↓↓↓
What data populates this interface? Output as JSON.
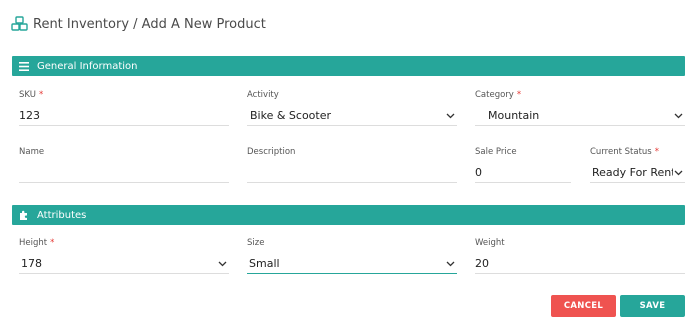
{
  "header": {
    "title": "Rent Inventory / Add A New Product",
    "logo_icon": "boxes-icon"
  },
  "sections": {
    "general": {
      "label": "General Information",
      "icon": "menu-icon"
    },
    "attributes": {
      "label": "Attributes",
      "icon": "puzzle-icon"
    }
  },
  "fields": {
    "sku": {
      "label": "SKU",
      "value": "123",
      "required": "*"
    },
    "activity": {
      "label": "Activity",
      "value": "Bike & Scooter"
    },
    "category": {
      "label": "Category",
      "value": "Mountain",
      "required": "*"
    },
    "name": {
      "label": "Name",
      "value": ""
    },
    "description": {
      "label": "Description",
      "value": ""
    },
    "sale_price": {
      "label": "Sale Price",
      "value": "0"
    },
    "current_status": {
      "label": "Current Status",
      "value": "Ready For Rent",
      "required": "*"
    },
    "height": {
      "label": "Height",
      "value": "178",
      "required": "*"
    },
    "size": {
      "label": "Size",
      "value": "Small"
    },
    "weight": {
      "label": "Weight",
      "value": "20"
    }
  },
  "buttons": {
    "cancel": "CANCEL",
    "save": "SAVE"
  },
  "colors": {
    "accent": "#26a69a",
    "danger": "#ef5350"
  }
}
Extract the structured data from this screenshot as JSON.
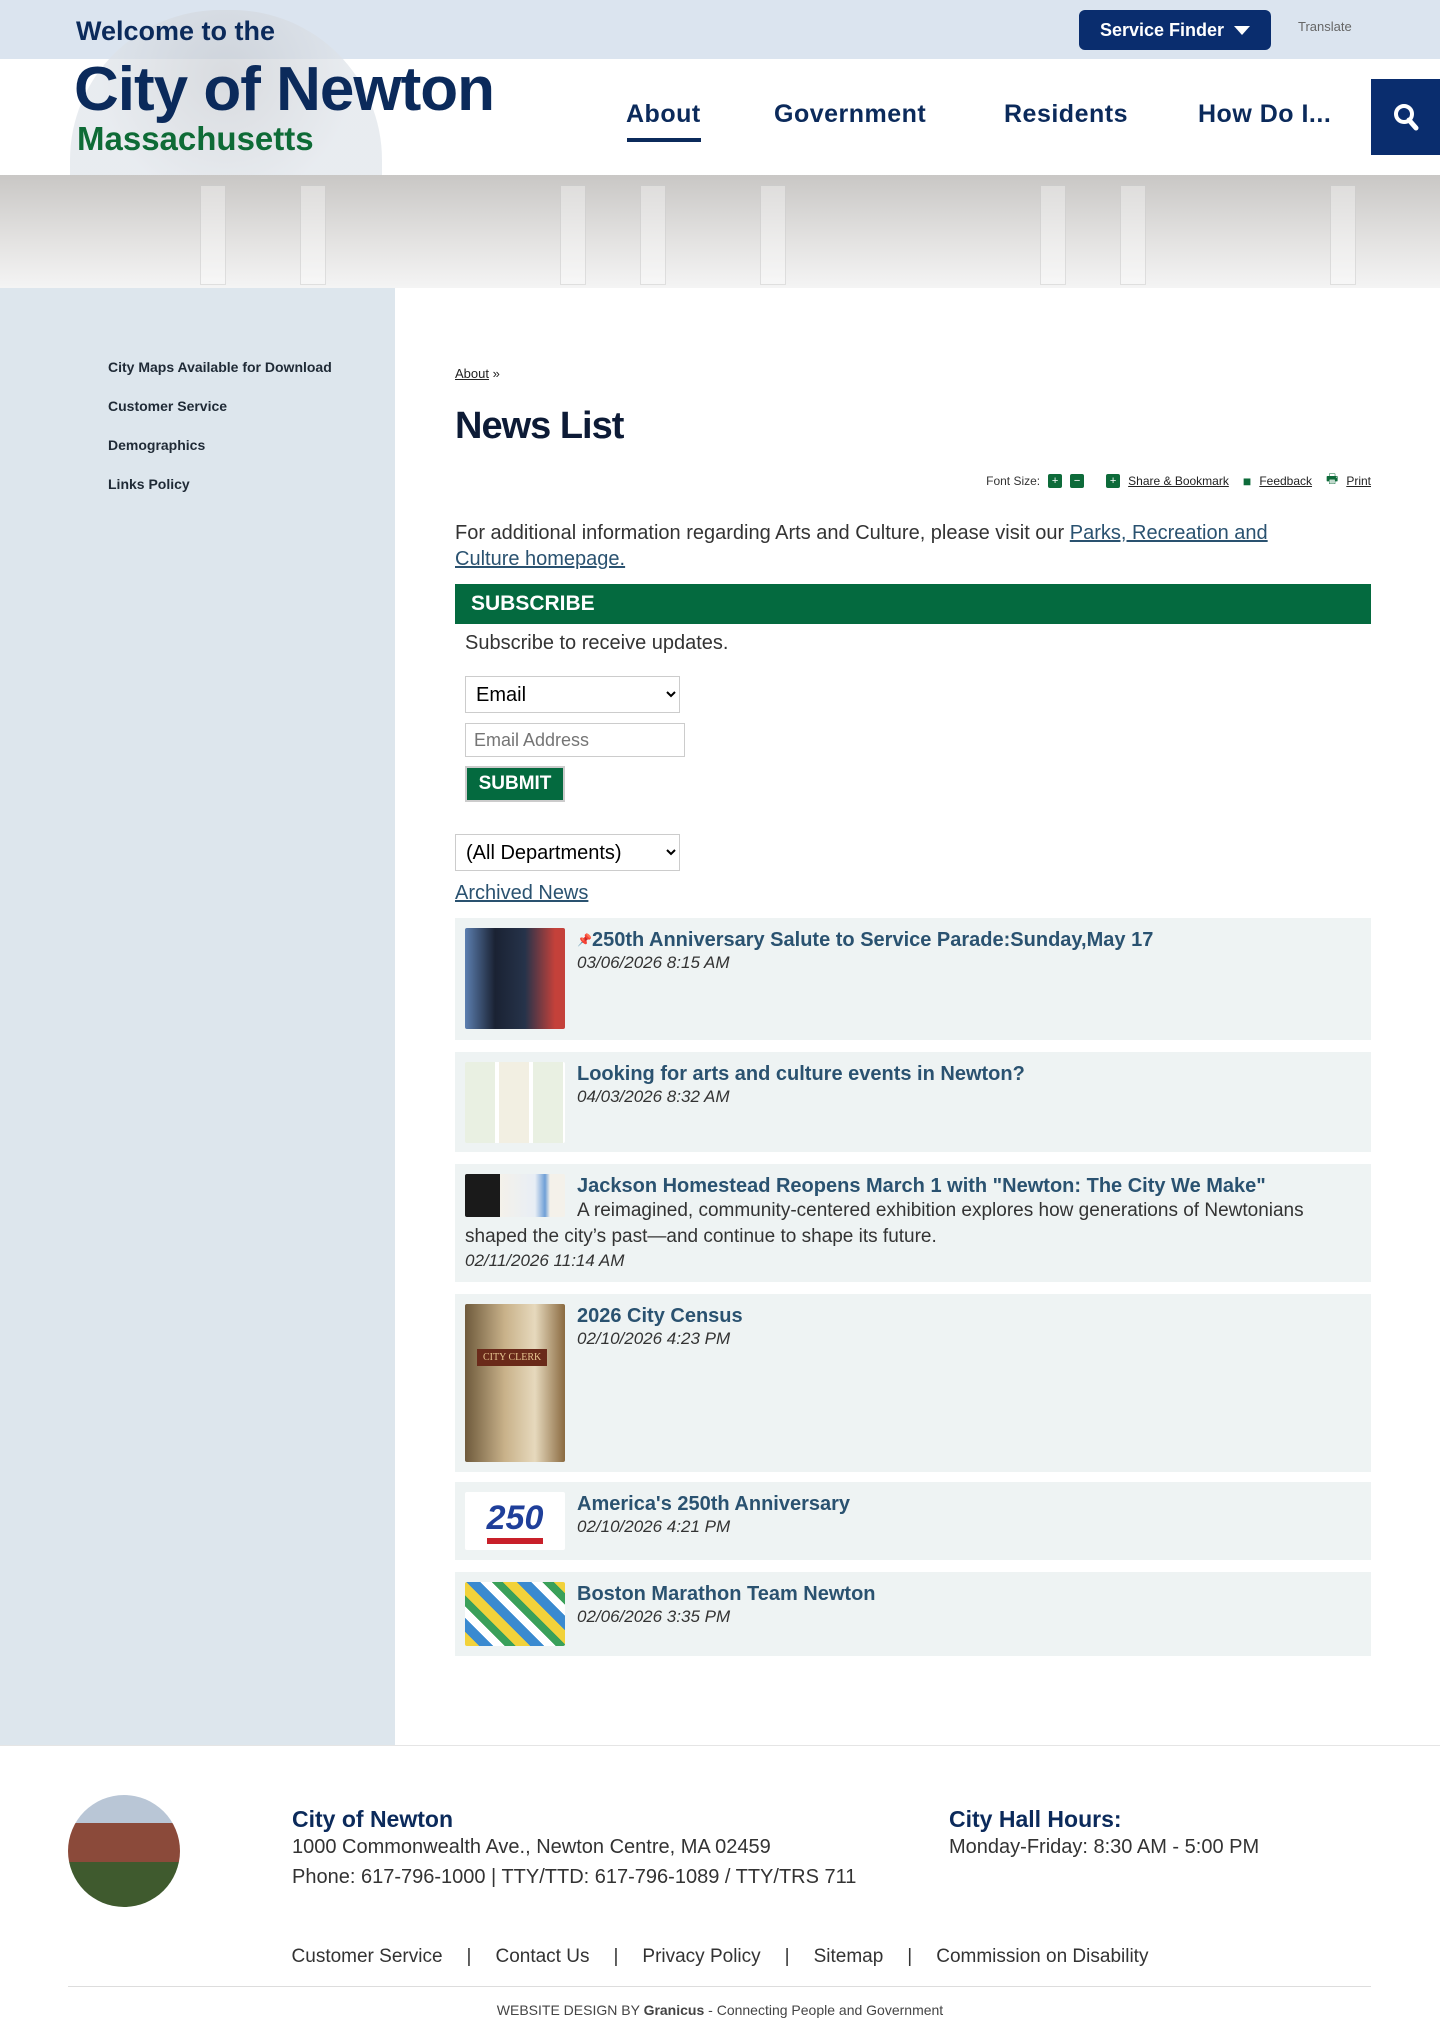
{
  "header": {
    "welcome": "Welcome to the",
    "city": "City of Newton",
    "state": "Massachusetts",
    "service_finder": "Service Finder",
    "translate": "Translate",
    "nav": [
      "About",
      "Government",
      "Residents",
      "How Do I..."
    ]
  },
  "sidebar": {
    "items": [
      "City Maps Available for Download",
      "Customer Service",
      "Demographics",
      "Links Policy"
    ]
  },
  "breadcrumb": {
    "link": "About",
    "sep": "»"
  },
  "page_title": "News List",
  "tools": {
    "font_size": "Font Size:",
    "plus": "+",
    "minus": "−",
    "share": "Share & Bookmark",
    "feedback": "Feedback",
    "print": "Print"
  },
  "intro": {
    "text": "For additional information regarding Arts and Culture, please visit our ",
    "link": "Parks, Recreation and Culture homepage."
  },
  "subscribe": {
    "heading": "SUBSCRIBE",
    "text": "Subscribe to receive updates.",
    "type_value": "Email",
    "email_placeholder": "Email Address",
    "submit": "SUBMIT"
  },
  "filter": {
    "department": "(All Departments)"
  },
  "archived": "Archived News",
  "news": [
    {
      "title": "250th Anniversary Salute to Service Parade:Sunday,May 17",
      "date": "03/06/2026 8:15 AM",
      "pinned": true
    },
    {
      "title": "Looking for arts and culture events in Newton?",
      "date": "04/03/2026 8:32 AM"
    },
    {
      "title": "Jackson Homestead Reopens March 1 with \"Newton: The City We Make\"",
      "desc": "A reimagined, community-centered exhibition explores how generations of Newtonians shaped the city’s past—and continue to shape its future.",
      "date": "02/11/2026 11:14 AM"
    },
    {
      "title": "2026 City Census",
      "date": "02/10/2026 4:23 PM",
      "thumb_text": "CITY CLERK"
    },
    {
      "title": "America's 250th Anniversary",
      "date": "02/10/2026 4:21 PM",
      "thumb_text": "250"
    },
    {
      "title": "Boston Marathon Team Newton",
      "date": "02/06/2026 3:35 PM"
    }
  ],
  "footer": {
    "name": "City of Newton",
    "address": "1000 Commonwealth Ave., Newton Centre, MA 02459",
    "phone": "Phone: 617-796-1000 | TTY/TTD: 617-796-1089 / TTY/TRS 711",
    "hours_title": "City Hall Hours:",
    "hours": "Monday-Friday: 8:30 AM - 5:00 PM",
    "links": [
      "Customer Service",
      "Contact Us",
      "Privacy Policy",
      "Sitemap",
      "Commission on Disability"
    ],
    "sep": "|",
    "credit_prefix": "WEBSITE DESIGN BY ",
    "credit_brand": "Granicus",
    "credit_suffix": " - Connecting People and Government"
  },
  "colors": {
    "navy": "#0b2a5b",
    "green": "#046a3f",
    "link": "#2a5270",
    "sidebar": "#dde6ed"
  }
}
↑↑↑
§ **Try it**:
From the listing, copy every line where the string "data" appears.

§ **Result for this task**:
What data populates this interface? Output as JSON.
Extract the structured data from this screenshot as JSON.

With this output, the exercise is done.